5 tips for managing anxiety

5 tips for managing anxiety

Anxiety is extremely common – and drains your energy, focus and motivation. You may or may not have panic attacks and phobias, but you may feel overtaken by a sense of fear or impending doom. You will feel unable to help yourself or face things calmly.

You may be experiencing a range of anxiety symptoms such as:

  • feeling agitated
  • quick to anger or irritation
  • unable to relax
  • unable to concentrate
  • mind blanks out
  • worrying continually
  • feeling depressed

You may also have physical symptoms such as:

  • quick, shallow breathing
  • muscle tension
  • trouble sleeping
  • constant tiredness or fatigue
  • dry mouth
  • headaches
  • restlessness
  • acid indigestion / nausea / stomach upsets
  • dizziness

Here are 5 proven and effective ways to help yourself with your anxiety:

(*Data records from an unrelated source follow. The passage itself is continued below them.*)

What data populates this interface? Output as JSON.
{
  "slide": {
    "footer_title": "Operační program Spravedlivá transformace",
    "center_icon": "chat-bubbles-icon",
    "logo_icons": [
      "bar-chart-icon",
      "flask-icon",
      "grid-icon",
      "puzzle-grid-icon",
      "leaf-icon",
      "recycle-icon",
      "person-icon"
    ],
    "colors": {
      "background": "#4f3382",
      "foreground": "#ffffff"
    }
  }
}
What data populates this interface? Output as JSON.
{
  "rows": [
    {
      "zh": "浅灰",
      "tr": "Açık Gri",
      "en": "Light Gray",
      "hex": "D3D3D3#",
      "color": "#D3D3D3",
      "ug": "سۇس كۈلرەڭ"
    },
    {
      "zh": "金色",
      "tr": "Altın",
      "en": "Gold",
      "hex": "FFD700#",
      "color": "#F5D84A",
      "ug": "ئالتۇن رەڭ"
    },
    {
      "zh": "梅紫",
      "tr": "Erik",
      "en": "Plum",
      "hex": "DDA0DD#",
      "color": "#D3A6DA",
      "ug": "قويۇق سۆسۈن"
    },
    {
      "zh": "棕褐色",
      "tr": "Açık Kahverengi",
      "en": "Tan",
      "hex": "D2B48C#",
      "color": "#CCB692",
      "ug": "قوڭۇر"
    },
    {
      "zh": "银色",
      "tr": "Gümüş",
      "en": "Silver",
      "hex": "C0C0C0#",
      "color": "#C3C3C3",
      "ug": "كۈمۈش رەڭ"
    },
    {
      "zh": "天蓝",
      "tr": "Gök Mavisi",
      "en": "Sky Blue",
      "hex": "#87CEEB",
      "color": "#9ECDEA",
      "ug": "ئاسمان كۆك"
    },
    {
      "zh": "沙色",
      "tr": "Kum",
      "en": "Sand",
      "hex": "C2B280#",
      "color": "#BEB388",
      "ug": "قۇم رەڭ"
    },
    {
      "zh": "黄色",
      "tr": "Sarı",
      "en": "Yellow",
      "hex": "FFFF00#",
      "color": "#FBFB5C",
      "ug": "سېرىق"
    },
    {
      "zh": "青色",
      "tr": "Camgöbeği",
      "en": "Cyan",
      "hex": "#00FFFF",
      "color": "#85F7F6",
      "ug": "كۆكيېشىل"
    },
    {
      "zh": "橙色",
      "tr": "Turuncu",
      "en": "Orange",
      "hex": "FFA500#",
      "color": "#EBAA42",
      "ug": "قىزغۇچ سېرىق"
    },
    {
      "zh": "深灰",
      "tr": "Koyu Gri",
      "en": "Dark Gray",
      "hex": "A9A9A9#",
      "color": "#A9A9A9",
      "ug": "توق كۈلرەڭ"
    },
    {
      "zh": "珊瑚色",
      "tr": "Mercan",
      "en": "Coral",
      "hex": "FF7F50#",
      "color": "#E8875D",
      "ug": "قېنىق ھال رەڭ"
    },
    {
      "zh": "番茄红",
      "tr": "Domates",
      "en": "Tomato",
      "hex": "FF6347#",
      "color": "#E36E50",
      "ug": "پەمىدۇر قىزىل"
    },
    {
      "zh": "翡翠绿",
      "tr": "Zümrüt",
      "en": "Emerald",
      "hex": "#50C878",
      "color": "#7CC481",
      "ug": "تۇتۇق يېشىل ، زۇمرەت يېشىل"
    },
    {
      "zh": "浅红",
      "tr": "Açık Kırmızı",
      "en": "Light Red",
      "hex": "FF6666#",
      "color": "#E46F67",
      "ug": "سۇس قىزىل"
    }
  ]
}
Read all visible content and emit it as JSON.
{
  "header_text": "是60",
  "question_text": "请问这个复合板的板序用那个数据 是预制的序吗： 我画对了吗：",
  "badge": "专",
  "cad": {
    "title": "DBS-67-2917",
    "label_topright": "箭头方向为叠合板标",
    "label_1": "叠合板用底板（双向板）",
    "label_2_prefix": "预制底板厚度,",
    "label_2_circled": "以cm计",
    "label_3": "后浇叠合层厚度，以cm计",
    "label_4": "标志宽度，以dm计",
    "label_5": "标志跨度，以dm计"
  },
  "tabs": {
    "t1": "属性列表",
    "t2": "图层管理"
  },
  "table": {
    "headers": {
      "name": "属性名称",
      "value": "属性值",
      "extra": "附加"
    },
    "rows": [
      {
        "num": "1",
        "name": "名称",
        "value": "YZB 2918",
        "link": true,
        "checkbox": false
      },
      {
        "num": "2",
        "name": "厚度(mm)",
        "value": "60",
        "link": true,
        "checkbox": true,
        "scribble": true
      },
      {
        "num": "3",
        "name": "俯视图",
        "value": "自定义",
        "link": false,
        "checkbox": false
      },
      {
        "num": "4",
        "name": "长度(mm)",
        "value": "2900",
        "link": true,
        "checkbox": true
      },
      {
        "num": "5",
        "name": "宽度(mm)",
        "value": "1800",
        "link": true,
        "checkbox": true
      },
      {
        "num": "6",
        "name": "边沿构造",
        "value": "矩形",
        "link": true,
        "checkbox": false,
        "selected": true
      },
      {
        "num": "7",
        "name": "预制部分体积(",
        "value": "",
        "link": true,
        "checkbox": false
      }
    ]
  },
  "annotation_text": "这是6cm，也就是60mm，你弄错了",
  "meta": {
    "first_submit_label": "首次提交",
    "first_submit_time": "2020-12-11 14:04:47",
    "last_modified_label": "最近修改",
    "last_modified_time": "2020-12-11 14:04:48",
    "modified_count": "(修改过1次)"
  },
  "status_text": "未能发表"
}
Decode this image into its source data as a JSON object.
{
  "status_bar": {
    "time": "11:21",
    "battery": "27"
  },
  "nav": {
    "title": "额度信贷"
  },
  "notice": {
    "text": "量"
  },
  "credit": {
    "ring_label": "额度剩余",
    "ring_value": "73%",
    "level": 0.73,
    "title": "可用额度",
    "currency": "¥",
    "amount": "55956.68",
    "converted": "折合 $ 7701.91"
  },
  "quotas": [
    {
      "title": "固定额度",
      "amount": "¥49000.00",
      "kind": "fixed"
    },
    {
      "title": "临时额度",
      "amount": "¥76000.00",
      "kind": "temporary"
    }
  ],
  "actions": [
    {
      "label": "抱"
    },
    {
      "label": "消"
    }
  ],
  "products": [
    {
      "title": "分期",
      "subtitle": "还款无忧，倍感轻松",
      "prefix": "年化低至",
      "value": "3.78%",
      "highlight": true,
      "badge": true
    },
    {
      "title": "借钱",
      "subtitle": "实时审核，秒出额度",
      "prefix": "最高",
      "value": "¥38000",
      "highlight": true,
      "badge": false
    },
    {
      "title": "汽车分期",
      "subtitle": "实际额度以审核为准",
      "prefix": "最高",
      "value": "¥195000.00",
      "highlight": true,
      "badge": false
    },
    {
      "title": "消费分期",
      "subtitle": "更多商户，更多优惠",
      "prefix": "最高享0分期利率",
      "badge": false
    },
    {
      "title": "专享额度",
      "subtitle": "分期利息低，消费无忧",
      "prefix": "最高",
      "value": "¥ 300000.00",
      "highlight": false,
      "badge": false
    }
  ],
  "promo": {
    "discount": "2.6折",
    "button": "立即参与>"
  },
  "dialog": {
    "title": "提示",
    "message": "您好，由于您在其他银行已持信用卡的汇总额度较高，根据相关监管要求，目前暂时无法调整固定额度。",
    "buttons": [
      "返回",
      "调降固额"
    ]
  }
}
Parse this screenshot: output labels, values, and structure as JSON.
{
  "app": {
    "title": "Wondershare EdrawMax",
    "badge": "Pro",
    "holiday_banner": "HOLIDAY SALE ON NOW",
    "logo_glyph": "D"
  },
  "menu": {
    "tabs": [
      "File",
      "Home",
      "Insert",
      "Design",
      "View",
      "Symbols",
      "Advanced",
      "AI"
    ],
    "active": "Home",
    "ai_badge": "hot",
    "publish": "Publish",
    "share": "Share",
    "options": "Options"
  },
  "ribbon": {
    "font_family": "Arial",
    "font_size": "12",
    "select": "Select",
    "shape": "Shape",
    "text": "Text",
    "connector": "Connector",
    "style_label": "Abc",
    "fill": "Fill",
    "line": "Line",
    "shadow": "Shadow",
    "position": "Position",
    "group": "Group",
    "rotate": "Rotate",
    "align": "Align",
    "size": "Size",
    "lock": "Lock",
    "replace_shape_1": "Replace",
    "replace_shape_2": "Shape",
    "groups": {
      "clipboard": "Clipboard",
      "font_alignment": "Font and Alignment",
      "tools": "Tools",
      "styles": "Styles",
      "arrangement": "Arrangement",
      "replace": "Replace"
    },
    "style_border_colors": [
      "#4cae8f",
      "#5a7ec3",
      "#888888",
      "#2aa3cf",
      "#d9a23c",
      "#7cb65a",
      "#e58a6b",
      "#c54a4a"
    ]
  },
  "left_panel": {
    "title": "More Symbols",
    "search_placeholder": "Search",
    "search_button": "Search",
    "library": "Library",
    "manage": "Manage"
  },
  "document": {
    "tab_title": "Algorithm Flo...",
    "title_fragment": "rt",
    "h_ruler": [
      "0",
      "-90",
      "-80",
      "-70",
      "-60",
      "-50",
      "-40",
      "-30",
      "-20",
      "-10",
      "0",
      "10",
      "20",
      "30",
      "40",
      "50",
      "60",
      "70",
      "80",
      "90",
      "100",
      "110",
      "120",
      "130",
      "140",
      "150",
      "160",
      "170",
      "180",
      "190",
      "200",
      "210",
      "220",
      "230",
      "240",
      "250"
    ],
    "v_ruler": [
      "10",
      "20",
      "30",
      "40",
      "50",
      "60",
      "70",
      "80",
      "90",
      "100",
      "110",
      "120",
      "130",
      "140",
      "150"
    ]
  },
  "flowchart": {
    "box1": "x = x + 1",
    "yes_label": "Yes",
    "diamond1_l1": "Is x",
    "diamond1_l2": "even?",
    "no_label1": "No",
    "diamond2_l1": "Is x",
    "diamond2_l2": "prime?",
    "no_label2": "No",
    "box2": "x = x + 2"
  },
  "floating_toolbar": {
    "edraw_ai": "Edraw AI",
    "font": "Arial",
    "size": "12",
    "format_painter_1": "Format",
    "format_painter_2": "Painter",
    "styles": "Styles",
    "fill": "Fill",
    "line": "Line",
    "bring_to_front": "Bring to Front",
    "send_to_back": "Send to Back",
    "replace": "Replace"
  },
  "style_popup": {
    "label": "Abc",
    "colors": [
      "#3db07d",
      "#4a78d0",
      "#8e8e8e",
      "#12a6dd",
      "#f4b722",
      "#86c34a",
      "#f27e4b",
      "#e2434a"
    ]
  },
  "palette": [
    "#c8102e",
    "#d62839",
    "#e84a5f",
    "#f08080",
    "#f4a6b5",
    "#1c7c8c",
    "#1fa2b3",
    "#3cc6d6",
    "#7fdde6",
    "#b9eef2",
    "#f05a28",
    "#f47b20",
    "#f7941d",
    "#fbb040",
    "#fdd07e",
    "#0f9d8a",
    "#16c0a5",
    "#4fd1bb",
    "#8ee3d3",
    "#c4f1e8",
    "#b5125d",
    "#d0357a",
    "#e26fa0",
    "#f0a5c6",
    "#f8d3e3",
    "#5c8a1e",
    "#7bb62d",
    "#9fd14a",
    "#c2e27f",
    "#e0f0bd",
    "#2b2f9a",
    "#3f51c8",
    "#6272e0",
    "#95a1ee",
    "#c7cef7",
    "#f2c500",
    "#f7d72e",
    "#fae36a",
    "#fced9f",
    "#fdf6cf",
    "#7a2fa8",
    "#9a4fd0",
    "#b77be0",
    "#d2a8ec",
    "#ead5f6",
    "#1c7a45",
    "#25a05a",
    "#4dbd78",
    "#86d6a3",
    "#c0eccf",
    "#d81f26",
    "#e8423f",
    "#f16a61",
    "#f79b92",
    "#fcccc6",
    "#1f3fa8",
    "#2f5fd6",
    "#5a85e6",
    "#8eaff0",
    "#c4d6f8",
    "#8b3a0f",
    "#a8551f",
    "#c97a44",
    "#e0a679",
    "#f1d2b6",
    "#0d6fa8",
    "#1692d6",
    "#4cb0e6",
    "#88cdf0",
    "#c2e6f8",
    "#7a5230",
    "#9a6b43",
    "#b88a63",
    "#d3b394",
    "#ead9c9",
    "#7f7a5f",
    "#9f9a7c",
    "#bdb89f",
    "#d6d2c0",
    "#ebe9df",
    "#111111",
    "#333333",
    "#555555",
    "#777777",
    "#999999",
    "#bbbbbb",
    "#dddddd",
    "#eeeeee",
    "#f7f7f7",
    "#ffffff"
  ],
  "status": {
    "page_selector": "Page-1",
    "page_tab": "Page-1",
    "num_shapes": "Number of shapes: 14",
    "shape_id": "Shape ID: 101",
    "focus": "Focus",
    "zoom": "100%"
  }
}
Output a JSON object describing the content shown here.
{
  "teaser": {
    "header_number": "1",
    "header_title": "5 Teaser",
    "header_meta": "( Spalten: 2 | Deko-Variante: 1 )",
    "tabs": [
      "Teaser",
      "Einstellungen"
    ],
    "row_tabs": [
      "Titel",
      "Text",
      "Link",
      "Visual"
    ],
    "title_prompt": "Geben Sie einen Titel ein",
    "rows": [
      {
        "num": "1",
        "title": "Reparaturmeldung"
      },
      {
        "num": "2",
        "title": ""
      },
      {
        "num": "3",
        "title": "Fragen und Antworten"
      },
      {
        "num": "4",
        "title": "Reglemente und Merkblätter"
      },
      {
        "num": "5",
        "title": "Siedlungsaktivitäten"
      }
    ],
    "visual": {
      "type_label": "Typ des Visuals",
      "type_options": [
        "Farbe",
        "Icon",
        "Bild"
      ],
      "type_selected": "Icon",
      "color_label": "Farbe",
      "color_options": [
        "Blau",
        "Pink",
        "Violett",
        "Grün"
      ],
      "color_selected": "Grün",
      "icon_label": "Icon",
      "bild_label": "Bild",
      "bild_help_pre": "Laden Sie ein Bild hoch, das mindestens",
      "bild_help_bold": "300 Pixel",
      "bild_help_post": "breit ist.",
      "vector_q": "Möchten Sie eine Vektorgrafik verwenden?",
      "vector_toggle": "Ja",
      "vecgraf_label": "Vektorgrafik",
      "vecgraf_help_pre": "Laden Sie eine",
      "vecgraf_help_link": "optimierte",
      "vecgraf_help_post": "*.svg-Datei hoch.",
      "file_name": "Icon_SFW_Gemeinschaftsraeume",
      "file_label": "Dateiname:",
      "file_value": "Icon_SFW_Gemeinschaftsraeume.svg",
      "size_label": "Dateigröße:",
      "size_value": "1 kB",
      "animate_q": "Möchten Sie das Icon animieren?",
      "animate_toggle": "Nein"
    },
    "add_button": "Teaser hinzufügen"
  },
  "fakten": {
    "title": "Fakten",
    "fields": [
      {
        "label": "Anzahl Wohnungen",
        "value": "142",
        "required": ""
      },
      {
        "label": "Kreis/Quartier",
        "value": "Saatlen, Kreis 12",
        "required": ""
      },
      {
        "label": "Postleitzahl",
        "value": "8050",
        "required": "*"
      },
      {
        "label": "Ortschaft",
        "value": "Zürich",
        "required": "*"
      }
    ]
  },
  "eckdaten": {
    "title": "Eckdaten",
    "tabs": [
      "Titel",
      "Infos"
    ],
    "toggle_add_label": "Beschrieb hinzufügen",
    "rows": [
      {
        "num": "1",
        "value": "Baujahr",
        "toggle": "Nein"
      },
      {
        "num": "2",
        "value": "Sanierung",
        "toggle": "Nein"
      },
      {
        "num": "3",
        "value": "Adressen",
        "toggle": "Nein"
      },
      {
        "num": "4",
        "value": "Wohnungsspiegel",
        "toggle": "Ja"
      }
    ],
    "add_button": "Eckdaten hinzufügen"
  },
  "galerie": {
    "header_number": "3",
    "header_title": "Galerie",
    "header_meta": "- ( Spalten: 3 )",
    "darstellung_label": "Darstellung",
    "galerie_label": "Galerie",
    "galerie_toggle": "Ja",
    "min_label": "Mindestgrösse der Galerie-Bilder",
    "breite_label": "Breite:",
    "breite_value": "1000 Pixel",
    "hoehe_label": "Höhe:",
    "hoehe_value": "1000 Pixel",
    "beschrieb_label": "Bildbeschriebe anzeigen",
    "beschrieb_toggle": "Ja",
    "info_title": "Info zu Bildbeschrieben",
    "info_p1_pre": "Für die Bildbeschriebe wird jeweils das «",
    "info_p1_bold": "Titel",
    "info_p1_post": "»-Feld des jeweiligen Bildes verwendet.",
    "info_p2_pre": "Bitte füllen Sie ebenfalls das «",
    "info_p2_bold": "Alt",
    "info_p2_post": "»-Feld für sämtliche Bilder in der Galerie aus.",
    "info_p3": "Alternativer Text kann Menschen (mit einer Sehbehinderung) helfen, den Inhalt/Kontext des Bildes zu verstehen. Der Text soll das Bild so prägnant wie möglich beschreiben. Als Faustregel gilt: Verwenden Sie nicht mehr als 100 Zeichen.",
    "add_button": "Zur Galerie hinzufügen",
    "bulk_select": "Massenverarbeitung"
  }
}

  1. Don’t beat yourself up for feeling anxious.
    Really understand that every last person on this planet experiences a greater or lesser degree of anxiety – for very well-founded reasons:
  • Because we as humans are vulnerable physical beings and know this.
  • Because every day we have to make small or large decisions with limited or insufficient information.
  • Because we compare ourselves constantly to others who are more successful / more attractive / wealthier – and social media constantly shoves this in our faces.
  • Because we aren’t starving or homeless we feel we shouldn’t be anxious – which just makes our anxiety worse.
  • Because we have evolved from the great worriers of the species who successfully looked out for dangers and avoided and survived them.
  • Because we have unrealistic expectations of what others can give us emotionally.Beating ourselves up for being ‘weak’ for having anxiety is simply counterproductive and will magnify our anxiety. We need to learn how to support and comfort ourselves and how to handle our painful thoughts and feelings effectively so they have less impact and influence over our lives.

 

2. Know that you are not ‘just’ your anxiety.
Our anxiety can take us over and make us see things unclearly – it can make us think that our anxiety is who we are and you may tell yourself ‘I am a nervous wreck’ or ‘I am a neurotic mess’. But remember you are not your anxiety. Remember the ‘sweet spot’ times in your life. This ‘sweet spot’ memory doesn’t have to be dramatic – it can be something as simple as sitting reading a magazine in a sunny garden – any time, basically, when anxiety wasn’t in the picture. Know that anxiety can take us over but it goes away again. This style of thinking reminds us that we are bigger than and more than our anxiety – and we can be the master of it – and it gives us faith that things can and will be better.

 

3. When you feel anxious use the 4-7 breathing technique

Breathing using the 4-7 method quickly counteracts the effects of anxiety by stimulating our body’s natural relaxation response.  Place your hand on your stomach below your navel and breathe in deeply for the count of 4 (do it through either your nose or your mouth, whichever you prefer), then breathe out for a count of 7 until you feel your stomach (below your navel) inflate out like a balloon. Repeat this 10 times – or longer if needed. And practice it every day to keep anxiety at bay. See here for a fuller explanation of how such breathing can lower emotional arousal and a more in-depth explanation of how to do it effectively.

 

4. Direct your anxiety into positive action – use the 3Cs approach.
Sitting with and dwelling on your worries and anxieties will only make them magnify. Use the 3C’s approach of Connect, Care and Contribute to unhook yourself from your anxiety: Connect with someone or something important to you. This could be a friend, a family member, a pet or a hobby such as reading, fishing, and sports. Show care to someone, something or some activity that matters to you. And contribute to someone or something – including to your own self-care and happiness.

 

5. Practice gratitude
Each night before you go to sleep write down at least three things that have gone well for you today or something for which you are grateful. This simple exercise can help you find a small space between you and your feelings of anxiety that can bring perspective, calm, reassurance and connection with what matters in your life.

Sometimes anxiety simply feels too overwhelming and draining to manage it on our own- and many of us may not have an adequate support network to help us through periods of particularly high anxiety. This is where the support of a professional may be helpful. If you would like a free 30 minute telephone consultation to explore your current situation and see how I may be able to help, then please contact me, I would love to hear from you.